### Provided data
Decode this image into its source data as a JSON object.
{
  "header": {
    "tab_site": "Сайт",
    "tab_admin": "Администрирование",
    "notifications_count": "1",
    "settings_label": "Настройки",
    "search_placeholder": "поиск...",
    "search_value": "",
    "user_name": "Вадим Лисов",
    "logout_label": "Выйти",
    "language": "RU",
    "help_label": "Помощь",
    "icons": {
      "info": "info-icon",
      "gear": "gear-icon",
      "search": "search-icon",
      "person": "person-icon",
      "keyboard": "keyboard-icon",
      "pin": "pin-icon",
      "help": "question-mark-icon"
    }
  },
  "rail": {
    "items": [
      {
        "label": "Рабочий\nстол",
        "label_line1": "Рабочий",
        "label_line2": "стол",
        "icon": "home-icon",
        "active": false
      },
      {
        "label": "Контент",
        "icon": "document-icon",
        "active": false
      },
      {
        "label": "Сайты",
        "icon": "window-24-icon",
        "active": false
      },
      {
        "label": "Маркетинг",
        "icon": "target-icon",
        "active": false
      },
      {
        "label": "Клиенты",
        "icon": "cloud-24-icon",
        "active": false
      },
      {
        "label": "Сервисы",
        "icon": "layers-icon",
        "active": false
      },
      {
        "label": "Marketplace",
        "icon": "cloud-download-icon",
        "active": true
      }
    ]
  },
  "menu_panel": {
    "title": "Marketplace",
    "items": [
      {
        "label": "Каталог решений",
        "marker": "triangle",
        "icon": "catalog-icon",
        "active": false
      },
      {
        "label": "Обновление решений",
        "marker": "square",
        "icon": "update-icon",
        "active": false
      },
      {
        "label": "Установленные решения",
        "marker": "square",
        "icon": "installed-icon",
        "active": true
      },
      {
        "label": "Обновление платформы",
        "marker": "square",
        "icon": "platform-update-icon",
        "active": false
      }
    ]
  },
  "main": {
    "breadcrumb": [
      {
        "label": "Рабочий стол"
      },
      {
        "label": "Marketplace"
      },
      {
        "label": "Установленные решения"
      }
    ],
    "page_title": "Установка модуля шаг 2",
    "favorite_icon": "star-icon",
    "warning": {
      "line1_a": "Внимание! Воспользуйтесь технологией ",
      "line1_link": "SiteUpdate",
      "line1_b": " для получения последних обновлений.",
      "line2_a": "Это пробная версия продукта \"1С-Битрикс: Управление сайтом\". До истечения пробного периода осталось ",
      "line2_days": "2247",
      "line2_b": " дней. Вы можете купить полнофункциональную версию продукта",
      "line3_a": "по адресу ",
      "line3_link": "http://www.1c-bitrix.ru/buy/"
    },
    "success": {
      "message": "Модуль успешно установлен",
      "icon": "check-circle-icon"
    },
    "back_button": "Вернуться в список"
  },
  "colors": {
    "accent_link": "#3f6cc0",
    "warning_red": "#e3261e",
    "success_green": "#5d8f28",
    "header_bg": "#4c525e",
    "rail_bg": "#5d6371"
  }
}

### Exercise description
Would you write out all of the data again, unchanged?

### The completed task
Decode this image into its source data as a JSON object.
{
  "header": {
    "tab_site": "Сайт",
    "tab_admin": "Администрирование",
    "notifications_count": "1",
    "settings_label": "Настройки",
    "search_placeholder": "поиск...",
    "search_value": "",
    "user_name": "Вадим Лисов",
    "logout_label": "Выйти",
    "language": "RU",
    "help_label": "Помощь",
    "icons": {
      "info": "info-icon",
      "gear": "gear-icon",
      "search": "search-icon",
      "person": "person-icon",
      "keyboard": "keyboard-icon",
      "pin": "pin-icon",
      "help": "question-mark-icon"
    }
  },
  "rail": {
    "items": [
      {
        "label": "Рабочий\nстол",
        "label_line1": "Рабочий",
        "label_line2": "стол",
        "icon": "home-icon",
        "active": false
      },
      {
        "label": "Контент",
        "icon": "document-icon",
        "active": false
      },
      {
        "label": "Сайты",
        "icon": "window-24-icon",
        "active": false
      },
      {
        "label": "Маркетинг",
        "icon": "target-icon",
        "active": false
      },
      {
        "label": "Клиенты",
        "icon": "cloud-24-icon",
        "active": false
      },
      {
        "label": "Сервисы",
        "icon": "layers-icon",
        "active": false
      },
      {
        "label": "Marketplace",
        "icon": "cloud-download-icon",
        "active": true
      }
    ]
  },
  "menu_panel": {
    "title": "Marketplace",
    "items": [
      {
        "label": "Каталог решений",
        "marker": "triangle",
        "icon": "catalog-icon",
        "active": false
      },
      {
        "label": "Обновление решений",
        "marker": "square",
        "icon": "update-icon",
        "active": false
      },
      {
        "label": "Установленные решения",
        "marker": "square",
        "icon": "installed-icon",
        "active": true
      },
      {
        "label": "Обновление платформы",
        "marker": "square",
        "icon": "platform-update-icon",
        "active": false
      }
    ]
  },
  "main": {
    "breadcrumb": [
      {
        "label": "Рабочий стол"
      },
      {
        "label": "Marketplace"
      },
      {
        "label": "Установленные решения"
      }
    ],
    "page_title": "Установка модуля шаг 2",
    "favorite_icon": "star-icon",
    "warning": {
      "line1_a": "Внимание! Воспользуйтесь технологией ",
      "line1_link": "SiteUpdate",
      "line1_b": " для получения последних обновлений.",
      "line2_a": "Это пробная версия продукта \"1С-Битрикс: Управление сайтом\". До истечения пробного периода осталось ",
      "line2_days": "2247",
      "line2_b": " дней. Вы можете купить полнофункциональную версию продукта",
      "line3_a": "по адресу ",
      "line3_link": "http://www.1c-bitrix.ru/buy/"
    },
    "success": {
      "message": "Модуль успешно установлен",
      "icon": "check-circle-icon"
    },
    "back_button": "Вернуться в список"
  },
  "colors": {
    "accent_link": "#3f6cc0",
    "warning_red": "#e3261e",
    "success_green": "#5d8f28",
    "header_bg": "#4c525e",
    "rail_bg": "#5d6371"
  }
}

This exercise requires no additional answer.